Learn the Basics of Poker

Poker is a game that requires a lot of thinking and strategy, but it also has a large element of luck. If you understand the game correctly, it can be a fun and rewarding hobby. Whether you are a casual player or a serious tournament contender, here are a few tips to help you improve your game.

Learn the Rules of the Game

Before any cards are dealt, each player must put a small amount of money into the pot. This is called an ante or blind bet. The player who puts the most into the pot gets to act first during betting intervals. This player, known as the opener, can call, raise or fold. Depending on the poker variant being played, there may be one or more betting intervals during a hand.

There are many different types of poker games, but they all have the same basic structure. Players are dealt cards, and then bet over a series of rounds until someone has the highest ranked hand. This player wins the pot, or all the money that has been bet during that hand.

The Basics of Poker

Poker can seem intimidating to a new player, but the basics are fairly simple. The game starts with 2 mandatory bets, called blinds, that are placed into the pot by the two players to the left of the dealer. This is then followed by the deal of 5 cards. The players then make their hands by looking at their own cards, as well as the cards that have been played so far.

It is important to know what type of poker hand you have, as this will determine how aggressive you can be against other players in later betting streets. Some of the most common hands include a full house, straight, three of a kind and two pair. A full house consists of 3 matching cards of the same rank, while a straight consists of 5 consecutive cards in the same suit. Three of a kind consists of two matching cards, and two unmatched cards. Two pair consists of two matching cards, and then 3 other unmatched cards.

Position is another important factor in poker.
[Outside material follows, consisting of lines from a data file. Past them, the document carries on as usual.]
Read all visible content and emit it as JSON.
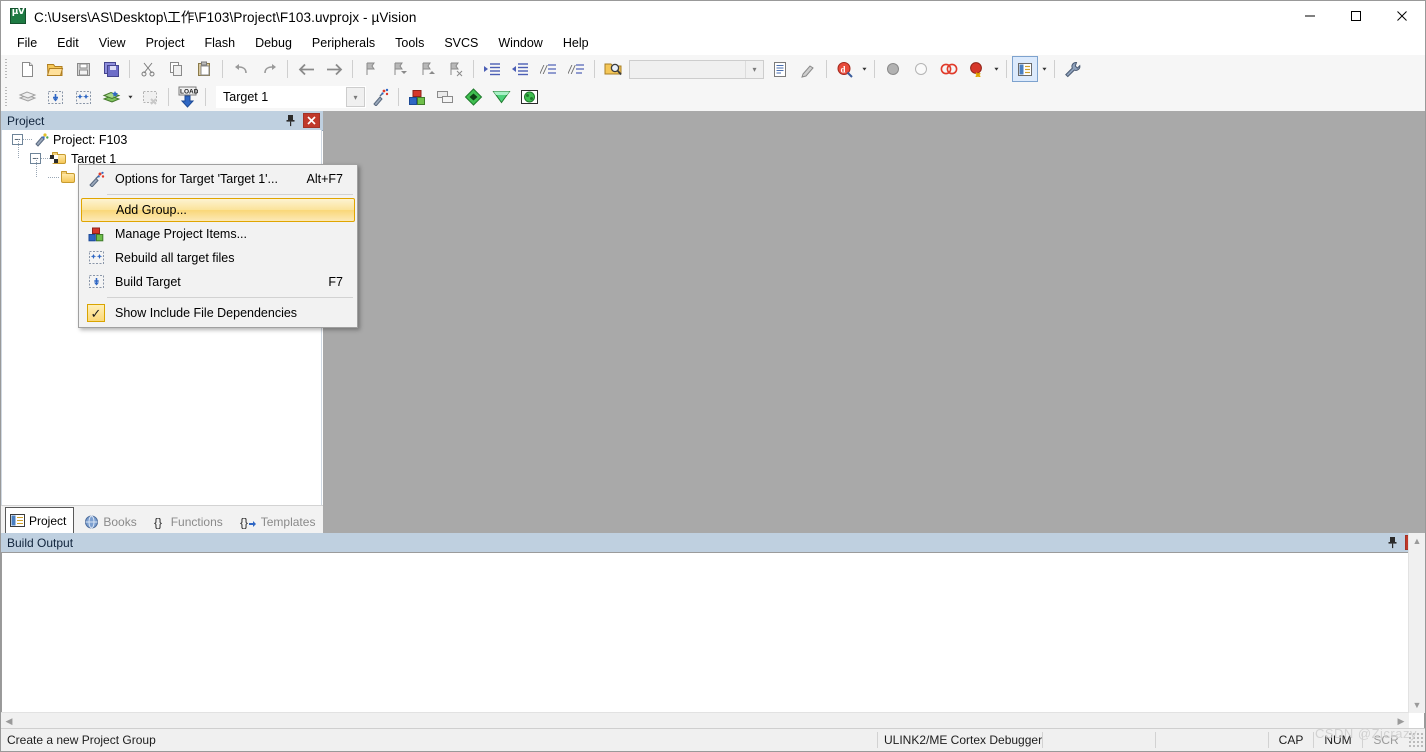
{
  "window": {
    "title": "C:\\Users\\AS\\Desktop\\工作\\F103\\Project\\F103.uvprojx - µVision",
    "app_icon": "uvision-logo-icon",
    "controls": {
      "minimize": "minimize-icon",
      "maximize": "maximize-icon",
      "close": "close-icon"
    }
  },
  "menubar": {
    "items": [
      {
        "label": "File"
      },
      {
        "label": "Edit"
      },
      {
        "label": "View"
      },
      {
        "label": "Project"
      },
      {
        "label": "Flash"
      },
      {
        "label": "Debug"
      },
      {
        "label": "Peripherals"
      },
      {
        "label": "Tools"
      },
      {
        "label": "SVCS"
      },
      {
        "label": "Window"
      },
      {
        "label": "Help"
      }
    ]
  },
  "toolbar_file": {
    "buttons": [
      {
        "name": "new-file-icon",
        "glyph": "\u0001"
      },
      {
        "name": "open-file-icon",
        "glyph": "\u0001"
      },
      {
        "name": "save-icon",
        "glyph": "\u0001"
      },
      {
        "name": "save-all-icon",
        "glyph": "\u0001"
      },
      {
        "name": "cut-icon",
        "glyph": "✂"
      },
      {
        "name": "copy-icon",
        "glyph": "\u0001"
      },
      {
        "name": "paste-icon",
        "glyph": "\u0001"
      },
      {
        "name": "undo-icon",
        "glyph": "↶"
      },
      {
        "name": "redo-icon",
        "glyph": "↷"
      },
      {
        "name": "navigate-back-icon",
        "glyph": "←"
      },
      {
        "name": "navigate-forward-icon",
        "glyph": "→"
      },
      {
        "name": "bookmark-toggle-icon",
        "glyph": "⚑"
      },
      {
        "name": "bookmark-prev-icon",
        "glyph": "⚑"
      },
      {
        "name": "bookmark-next-icon",
        "glyph": "⚑"
      },
      {
        "name": "bookmark-clear-icon",
        "glyph": "⚑"
      },
      {
        "name": "indent-icon",
        "glyph": "⇥"
      },
      {
        "name": "outdent-icon",
        "glyph": "⇤"
      },
      {
        "name": "comment-icon",
        "glyph": "//"
      },
      {
        "name": "uncomment-icon",
        "glyph": "//"
      },
      {
        "name": "find-in-files-icon",
        "glyph": "\u0001"
      }
    ],
    "search_box": {
      "value": "",
      "placeholder": ""
    },
    "after_search": [
      {
        "name": "find-next-icon"
      },
      {
        "name": "insert-template-icon"
      },
      {
        "name": "debug-query-icon"
      },
      {
        "name": "breakpoint-set-icon"
      },
      {
        "name": "breakpoint-clear-icon"
      },
      {
        "name": "breakpoint-disable-icon"
      },
      {
        "name": "breakpoint-kill-all-icon"
      },
      {
        "name": "window-layout-icon"
      },
      {
        "name": "configure-icon"
      }
    ]
  },
  "toolbar_build": {
    "buttons": [
      {
        "name": "translate-icon"
      },
      {
        "name": "build-icon"
      },
      {
        "name": "rebuild-all-icon"
      },
      {
        "name": "batch-build-icon"
      },
      {
        "name": "stop-build-icon"
      },
      {
        "name": "download-to-flash-icon",
        "glyph": "LOAD"
      }
    ],
    "target_select": {
      "value": "Target 1"
    },
    "after_target": [
      {
        "name": "options-for-target-icon"
      },
      {
        "name": "manage-project-items-icon"
      },
      {
        "name": "manage-multi-project-icon"
      },
      {
        "name": "pack-installer-icon"
      },
      {
        "name": "manage-run-time-env-icon"
      },
      {
        "name": "software-packs-icon"
      }
    ]
  },
  "project_panel": {
    "title": "Project",
    "pin_icon": "pin-icon",
    "close_icon": "close-icon",
    "tree": [
      {
        "label": "Project: F103",
        "icon": "project-icon",
        "expander": "−",
        "depth": 0
      },
      {
        "label": "Target 1",
        "icon": "target-folder-icon",
        "expander": "−",
        "depth": 1
      },
      {
        "label": "",
        "icon": "group-folder-icon",
        "expander": "",
        "depth": 2
      }
    ],
    "tabs": [
      {
        "label": "Project",
        "icon": "project-tab-icon",
        "active": true
      },
      {
        "label": "Books",
        "icon": "books-tab-icon",
        "active": false
      },
      {
        "label": "Functions",
        "icon": "functions-tab-icon",
        "active": false
      },
      {
        "label": "Templates",
        "icon": "templates-tab-icon",
        "active": false
      }
    ]
  },
  "context_menu": {
    "items": [
      {
        "label": "Options for Target 'Target 1'...",
        "accel": "Alt+F7",
        "icon": "options-for-target-icon",
        "selected": false,
        "separator_after": true
      },
      {
        "label": "Add Group...",
        "accel": "",
        "icon": "",
        "selected": true,
        "separator_after": false
      },
      {
        "label": "Manage Project Items...",
        "accel": "",
        "icon": "manage-project-items-icon",
        "selected": false,
        "separator_after": false
      },
      {
        "label": "Rebuild all target files",
        "accel": "",
        "icon": "rebuild-all-icon",
        "selected": false,
        "separator_after": false
      },
      {
        "label": "Build Target",
        "accel": "F7",
        "icon": "build-target-icon",
        "selected": false,
        "separator_after": true
      },
      {
        "label": "Show Include File Dependencies",
        "accel": "",
        "icon": "checkbox-checked-icon",
        "selected": false,
        "separator_after": false
      }
    ]
  },
  "build_output": {
    "title": "Build Output",
    "pin_icon": "pin-icon",
    "close_icon": "close-icon",
    "content": ""
  },
  "statusbar": {
    "message": "Create a new Project Group",
    "debugger": "ULINK2/ME Cortex Debugger",
    "indicators": [
      {
        "label": "CAP"
      },
      {
        "label": "NUM"
      },
      {
        "label": "SCR"
      }
    ]
  },
  "watermark": {
    "text": "CSDN @Zjcrazy"
  },
  "colors": {
    "panel_title_bg": "#bfd0e0",
    "mdi_bg": "#a9a9a9",
    "menu_highlight": "#fbe39a",
    "menu_highlight_border": "#e0a500",
    "close_button_red": "#c0392b",
    "toolbar_bg": "#f6f6f6",
    "active_tool_bg": "#dceafc"
  }
}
It is usually better to play from late positions, as you can manipulate the pot more easily on later betting streets. This can mean raising or re-raising with weaker hands, but it also means playing more speculative hands that have a high chance of improving to a better hand.
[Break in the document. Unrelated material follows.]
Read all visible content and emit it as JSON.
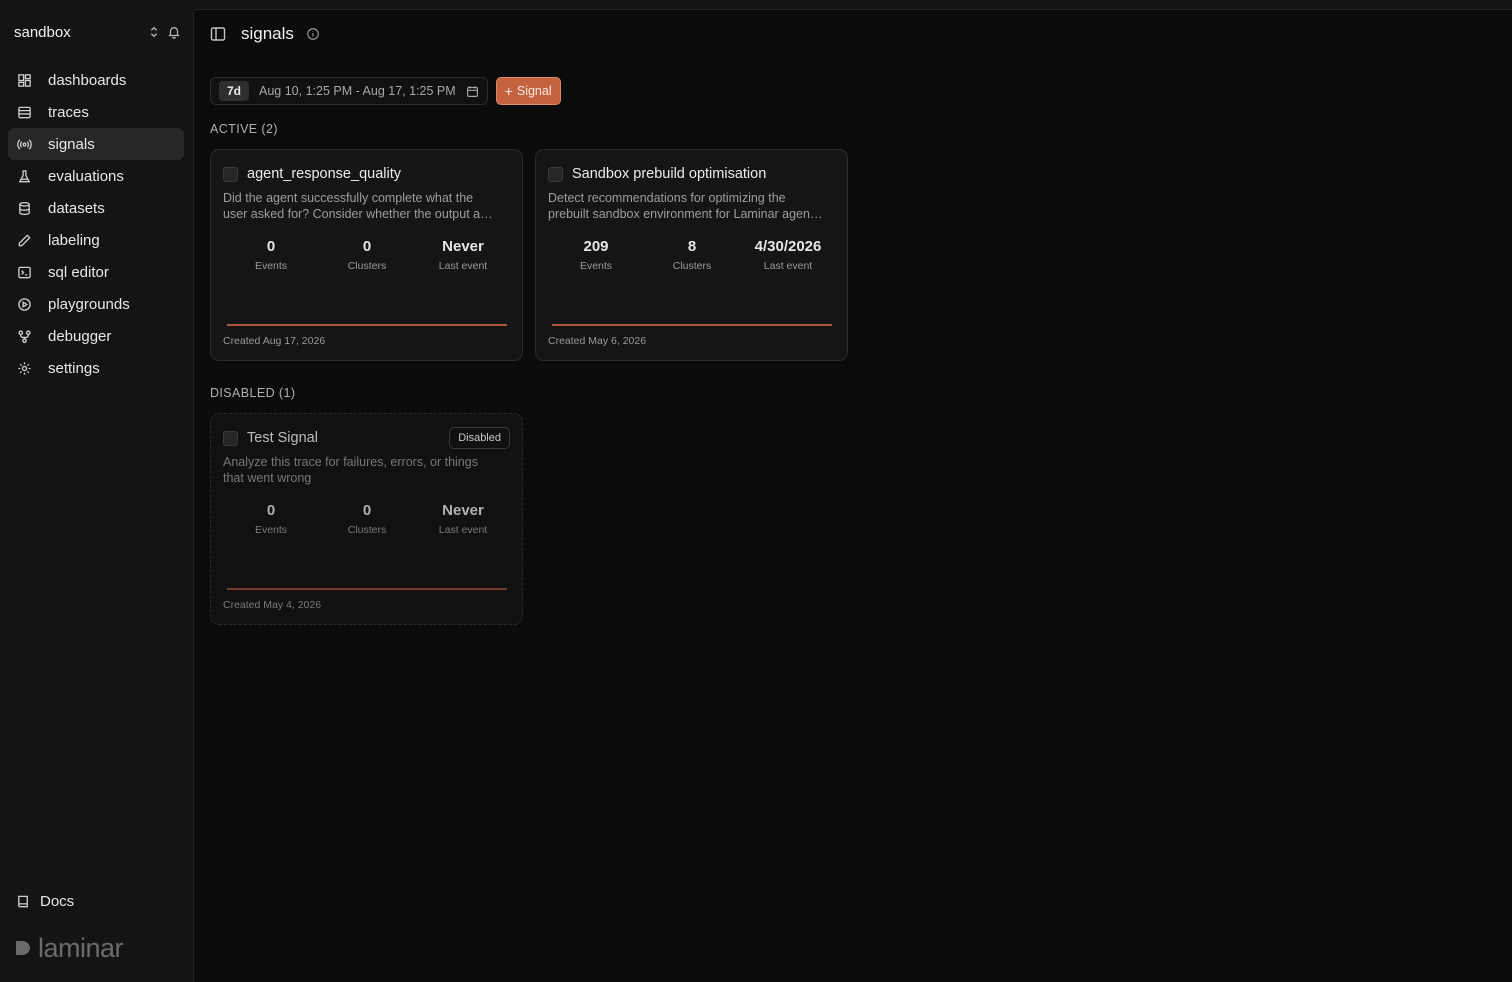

A good poker player is able to look beyond their own cards and think about what other players might have in their hand. This allows them to make decisions that increase their chances of winning. For example, if they know that an opponent is very likely to fold when facing pressure, then they can make a bet that will maximize their chances of winning. They can even bluff with this information. However, this requires a lot of practice and knowledge of other players’ tendencies.